finetune – Faszia+Posturework
FACE-FACIALmethod –   integrative FascialMethod     safe your date    via BockelmannV(at)i-tp.de
   (span. Version please scroll down)
To place an insight und well understanding to the subtle charm of the fascial-work,  the  following introduction about Fascia (pl. fasciae, adj. fascial; Latin „band“) will help:                                                                                                                                                                                                                      A band (sheet) of the connective tissue (primarily collagen) beneath the skin attaches, stabilizes, encloses, and separates muscles and other internal organs.
Fascia is classified by layer, as superficial fascia, deep fascia, furtherhin visceral or parietal fascia, or by its function and anatomical location.
Like ligaments, tendons and aponeuroses, fascia is made up of fibrous connective tissue containing closely packed bundles of collagen fibers oriented in a wavy pattern parallel to the direction of pull.
Consequently flexible and able to resist great unidirectional tension forces until the wavy pattern of fibers has been straightened out by the pulling force is fascia well known as collagen fibers wich is produced by fibrolasts located within.
!!Fasciae are similar to ligaments and tendons as they have collagen called their major component.
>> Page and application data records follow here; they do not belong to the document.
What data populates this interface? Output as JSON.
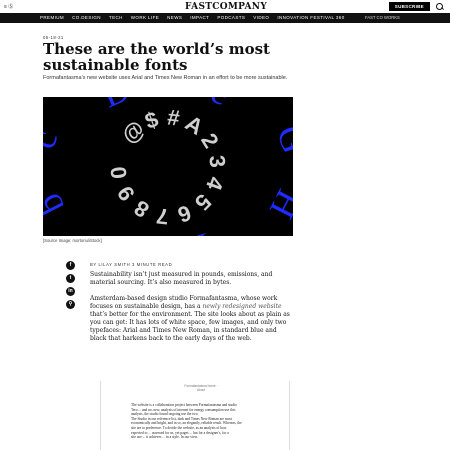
{
  "header": {
    "menu_label": "≡ Ⓢ",
    "logo": "FASTCOMPANY",
    "subscribe_label": "SUBSCRIBE"
  },
  "nav": {
    "items": [
      "PREMIUM",
      "CO.DESIGN",
      "TECH",
      "WORK LIFE",
      "NEWS",
      "IMPACT",
      "PODCASTS",
      "VIDEO",
      "INNOVATION FESTIVAL 360"
    ],
    "promo": "FAST CO WORKS"
  },
  "article": {
    "date": "05-18-21",
    "title": "These are the world’s most sustainable fonts",
    "dek": "Formafantasma’s new website uses Arial and Times New Roman in an effort to be more sustainable.",
    "hero_glyphs": [
      "@",
      "$",
      "#",
      "A",
      "2",
      "3",
      "4",
      "5",
      "6",
      "7",
      "8",
      "9",
      "0",
      "b",
      "c",
      "D",
      "e",
      "G",
      "H",
      "i"
    ],
    "caption": "[Source Image: mortoriu/iStock]",
    "byline": "BY LILAY SMITH  3 MINUTE READ",
    "paragraphs": [
      "Sustainability isn’t just measured in pounds, emissions, and material sourcing. It’s also measured in bytes.",
      "Amsterdam-based design studio Formafantasma, whose work focuses on sustainable design, has a",
      "newly redesigned website",
      " that’s better for the environment. The site looks about as plain as you can get: It has lots of white space, few images, and only two typefaces: Arial and Times New Roman, in standard blue and black that harkens back to the early days of the web."
    ]
  },
  "share": [
    "f",
    "t",
    "in",
    "⚲"
  ],
  "embed": {
    "head": "Formafantasma\nhome · About",
    "lines": [
      "The website is a collaboration project between Formafantasma and studio",
      "Tero ... and no, new, analysis of internet for energy consumption use this",
      "analysis, the studio found ongoing use the two",
      "The Studio in our reference list, dark and Times New Roman are most",
      "economically and bright, and in so, an elegantly, reliable result. Whereas, the",
      "site are to preference. To decide the website, as an analysis of how",
      "expected to ... assessed for us, yet pages ... but for a designer's, for a",
      "site use ... it achieves ... in a style. In our view."
    ]
  }
}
They differ in their location and function: ligaments join one bone to another bone, tendons join muscle to bone, and fasciae surround muscles or other structures!! (Because of the different types, women are dispositioned to Cellulitis) 
Some Fascinating Facts
Fascia is net-like, tear-resistant & elastic connective tissue,
which gives us our shape like a neoprene suit.
In particular, it has no beginning and no end.
Fascia is almost everywhere in the body and connects its
components with each other.
Some Signals
Restrictions in the fascial system
can contribute to pain and diminished function.
These restrictions may be due to postural disorders, injuries,
surgery, inflammation, abnormal pressure and tension.

 

MTF – Mainly Working with the SuperficialFascia                                                                                                                                                                    
Superficial fascia is the lowermost layer of the skin in nearly all of the regions of the body. It consists mainly of loose aerolar and fatty adipose connevtive tissue and is the layer that primarily determines the shape of a body.It serves as a storage medium of fat and water; as a passageway for lymph, blood vessels and nerve & as a protective padding to cushion and insulate. Due to its viscoelastic properties, superficial fascia can stretch to accommodate the deposition of adipose that accompanies both ordinary and prenatal weight gain. After pregnancy and weight loss, the superficial fascia !slowly! reverts to its original level of tension. More than just biomechanique: Fascial tissues, particularly those with tendinous or aponeurotic properties, are also able to store and release kinetic energy!!!
3d-Methode: I merge educations and experiences in my work from psychosomatic-, somatic- and physical-approaches of therapeutic and bioenergetic Work, Fascial-Methode & Training, Dance/Dancepedagogy, Bodywork, Reiki & HealingTouch, holistic approaches, asiatic Trainingconcepts
AttentionSeeker PAIN?  6 typical fascial dysfunctions are: triggerbands/triggerpoints, folding distorsions, rolling circle (continuum), cylinder distorsions, tectonic fixes
FASCIAL TRAINING (in 4 Princips)                                                                                                                                                                                                 1. Rebound Elasticity – Catapult-Mechanism
2. Fascial Stretch –  Stretches for long Musclestrings
3. Fascial and Body Release – full relaxing Exercises
4. Propriozeptives Refinement – sensual Moves

 

 
ask for more Information:  BockelmannV(at)i-tp.de

 

 

O qué es la Fascia?
Como el nombre indica, la liberación miofascial implica el estiramiento de la fascia. Por definición, la fascia es una hoja de tejido conjuntivo fibroso que envuelve el organismo debajo de la piel, incluye músculos y grupos de músculos, y separa estratos musculares o grupos musculares. La fascia también forma vainas para los nervios y los vasos, envuelve glándulas y órganos diversos, y se vuelve especializada alrededor de articulaciones donde forma o fortalece ligamentos.
Para que os hagáis una idea de que sería la Fascia imaginaros una naranja a la que vaciaríamos completamente la pulpa dejando sólo la estructura que forma los gajos, además los gajos se forman a su vez de pequeños trozos de pulpa envueltos en dicha estructura pero aún más fina. Así es la Fascia.
Las restricciones dentro del sistema fascial pueden contribuir al dolor y la disminución en la función. Estas restricciones pueden deberse a los desequilibrios posturales, la lesión, la cirugía, la inflamación, la presión y tensión anormal.